Abstract of Presentation to 2010 Wildlife Society Annual Meeting

A Survey of Wildlife Management Science Decision Making Methods and Tools

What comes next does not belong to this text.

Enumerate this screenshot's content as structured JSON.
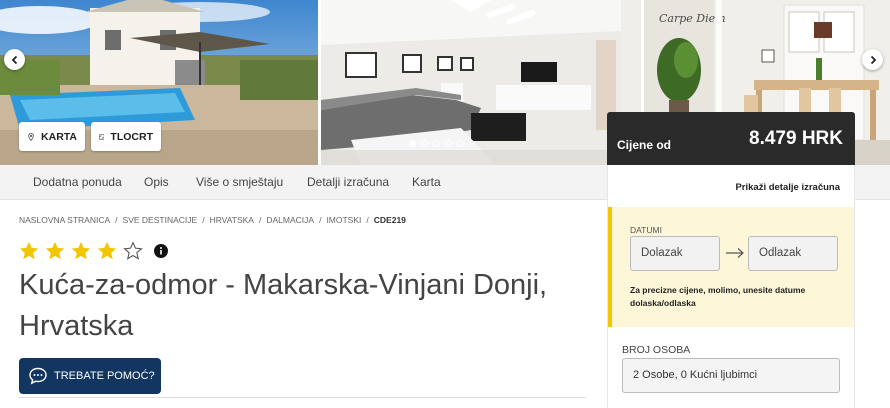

Based on an internet survey of public documents, a summary of the management science tools used in policy decision making for mammals and their ecosystems is provided.  Efforts to rely on quantifiable objectives such as biodiversity, maximum game harvest, and public opinion are also identified.  Frequency of use, location, and reported successes and problems are summarized.  This survey of wildlife management science approaches is examined against the more general academic literature on management science and decision making.  One conclusion from this comparison is that a wildlife management approach that has been in some cases given the name Adaptive Resource Management falls under the more general category of Maximum Likelihood strategies in the general management science literature.  The Maximum Likelihood strategy is widely considered to be suboptimal and therefore raises concerns about the use of Adaptive Resource Management as it has been applied in some public policy decisions.

 

 


One promising development has been in the use of volunteers to collect data at dramatically reduced costs in support of quantifiable management objectives. Several efforts illustrate successes related to using volunteers for data collection to support analysis and decision making:  hogwatch, designed to collect data on hedgehogs; the Southern Ute Indian tribe’s online deer corridors map, the U.K. otter survey, the Wisconsin Deer Hunter Wildlife Survey, and a deer density map aggregated by Quality Deer Management.  In addition to providing low cost data, participation can greatly enhance the public’s social capital and awareness of wildlife.  Use of independent, if imperfect sources of data to improve estimation and forecasting is a recurring theme in the general management science literature. A good example is the improved estimates of elk herd size achieved by using input from the Cree Indians.